"It's just getting a bit more buoyant," Ian Friendly, General Mills' exec VP-chief operating officer for U.S. retail, told reporters after presenting this week at the annual Consumer Analyst Group of New York meeting. However, "I think caution is the correct term," he added. "It's been more challenging the last two years in the food industry," but "I think we are finally seeing that normalize."
Still, in many ways the industry is anything but normal. Companies are putting a big emphasis on innovation in order to keep up with the rapidly changing consumer tastes and habits. And even as the economy improves and commodity inflation moderates, there is a feeling that consumers are not about to give up their quest for value.
Shoppers "remain very discerning around product choices that they make," said Sean Connolly, CEO of meat marketer Hillshire Brands. "Their household balance sheets remain stretched and so they are trying to get the best bang for their buck," he added. That, he said, puts pressure on marketers to ensure that products are "provocative and offer real tangible benefits."
And that doesn't always mean more ad spending.
General Mills, the nation's largest pure-play packaged-food advertiser, is taking a hard look at its outlays. "And we're certainly finding lots of ways to reduce what we call 'non-working expenditure' in media, things like ad production," Mr. Friendly told financial analysts. Combined with more digital spending, "it's a much more efficient approach," he said. The company has also moved some money away from its media budget to support price promotions, although going forward it plans to increase media spending "roughly in line with sales," said CEO Ken Powell. "We see that's important, particularly as we continue to launch a lot of new products and brands that we want to create trial and awareness for."
Among those new products is yet another Cheerios line extension: Honey Nut Cheerios Medley Crunch, which hit stores in January. And the marketer continues to seek a comeback in the yogurt category by putting heavy emphasis on its Yoplait Greek 100-calorie yogurt, which launched last fall.
Companies planning ad increases include Hershey Co. and Kraft Foods Group.

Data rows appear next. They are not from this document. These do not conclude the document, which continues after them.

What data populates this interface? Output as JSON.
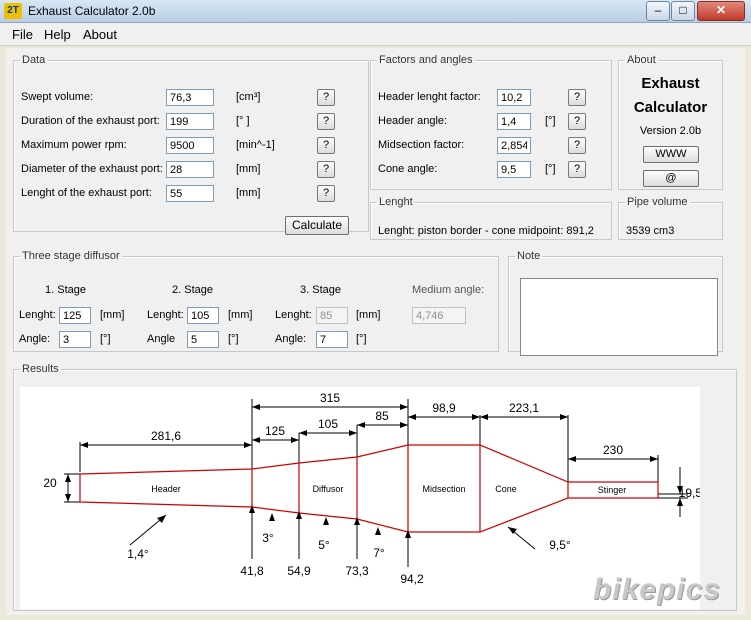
{
  "window": {
    "app_icon": "2T",
    "title": "Exhaust Calculator 2.0b",
    "minimize": "–",
    "maximize": "□",
    "close": "✕"
  },
  "menu": [
    "File",
    "Help",
    "About"
  ],
  "data_group": {
    "legend": "Data",
    "rows": [
      {
        "label": "Swept volume:",
        "value": "76,3",
        "unit": "[cm³]",
        "help": "?"
      },
      {
        "label": "Duration of the exhaust port:",
        "value": "199",
        "unit": "[° ]",
        "help": "?"
      },
      {
        "label": "Maximum power rpm:",
        "value": "9500",
        "unit": "[min^-1]",
        "help": "?"
      },
      {
        "label": "Diameter of the exhaust port:",
        "value": "28",
        "unit": "[mm]",
        "help": "?"
      },
      {
        "label": "Lenght of the exhaust port:",
        "value": "55",
        "unit": "[mm]",
        "help": "?"
      }
    ],
    "calculate": "Calculate"
  },
  "factors_group": {
    "legend": "Factors and angles",
    "rows": [
      {
        "label": "Header lenght factor:",
        "value": "10,2",
        "unit": "",
        "help": "?"
      },
      {
        "label": "Header angle:",
        "value": "1,4",
        "unit": "[°]",
        "help": "?"
      },
      {
        "label": "Midsection factor:",
        "value": "2,854",
        "unit": "",
        "help": "?"
      },
      {
        "label": "Cone angle:",
        "value": "9,5",
        "unit": "[°]",
        "help": "?"
      }
    ]
  },
  "about_group": {
    "legend": "About",
    "name_line1": "Exhaust",
    "name_line2": "Calculator",
    "version": "Version 2.0b",
    "www": "WWW",
    "at": "@"
  },
  "length_group": {
    "legend": "Lenght",
    "text": "Lenght: piston border - cone midpoint:  891,2"
  },
  "pipe_group": {
    "legend": "Pipe volume",
    "text": "3539 cm3"
  },
  "diffusor_group": {
    "legend": "Three stage diffusor",
    "stages": [
      {
        "title": "1. Stage",
        "lenght_label": "Lenght:",
        "lenght": "125",
        "lenght_unit": "[mm]",
        "angle_label": "Angle:",
        "angle": "3",
        "angle_unit": "[°]",
        "disabled": false
      },
      {
        "title": "2. Stage",
        "lenght_label": "Lenght:",
        "lenght": "105",
        "lenght_unit": "[mm]",
        "angle_label": "Angle",
        "angle": "5",
        "angle_unit": "[°]",
        "disabled": false
      },
      {
        "title": "3. Stage",
        "lenght_label": "Lenght:",
        "lenght": "85",
        "lenght_unit": "[mm]",
        "angle_label": "Angle:",
        "angle": "7",
        "angle_unit": "[°]",
        "disabled": true
      }
    ],
    "medium_angle_label": "Medium angle:",
    "medium_angle": "4,746"
  },
  "note_group": {
    "legend": "Note",
    "text": ""
  },
  "results": {
    "legend": "Results",
    "segments": [
      "Header",
      "Diffusor",
      "Midsection",
      "Cone",
      "Stinger"
    ],
    "top_dims": [
      "315",
      "281,6",
      "125",
      "105",
      "85",
      "98,9",
      "223,1",
      "230"
    ],
    "left_diameter": "20",
    "right_diameter": "19,5",
    "diameters_bottom": [
      "41,8",
      "54,9",
      "73,3",
      "94,2"
    ],
    "angles": [
      "1,4°",
      "3°",
      "5°",
      "7°",
      "9,5°"
    ],
    "colors": {
      "pipe": "#cc0000",
      "dim": "#000000"
    }
  },
  "watermark": "bikepics"
}
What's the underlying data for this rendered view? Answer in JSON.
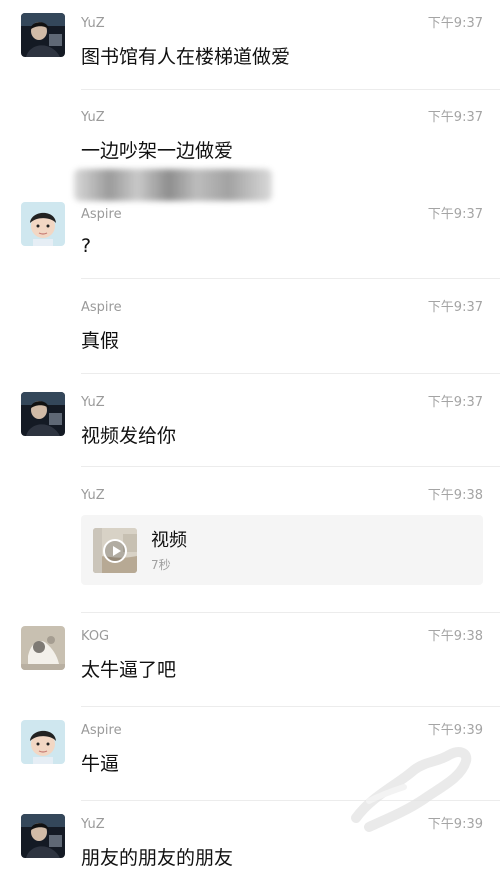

Kraft is playing a bit of catch-up, after under-investing in its brands for years, said CEO Tony Vernon. "We have approximately 15 brands advertising at share of market standards," he said. "That leaves 45 brands at Kraft that are below their share of market, but I'm confident that we'll get there cost effectively." At the same time, the marketer is eyeing bigger innovations.
Campbell Soup Co. has dialed back its ad budget, but CEO Denise Morrison said that in the case of its Chunky brand, the marketer got better results. "Consumption is up 8% in the first half; advertising spending is actually down 18%," she said, crediting the brand's return to NFL-themed marketing.
The soup giant is also embracing digital more than ever before, as are most food marketers. For instance, Campbell eschewed traditional media when rolling out its new line-up of Campbell's Go microwavable soup pouches, relying almost entirely on social and digital media as the company puts a new emphasis on millennials. Promotions have included making the soup a launch sponsor for the Angry Birds Star Wars game release, in addition to programs with Spotify and BuzzFeed, where it co-develops content meant to be shared across the internet. "These are not the historic groups for M'm! M'm! Good!" Ms. Morrison quipped.
J.M. Smucker Co., whose brands include Jif and Folgers, said it is now dedicating 15% of its total marketing budget to digital for its U.S. retail business. And recently the marketer debuted a mobile ecommerce site, said CEO Richard Smucker, citing a Kantar Media forecast that online-grocery sales will grow from 1% today to 4% by 2020.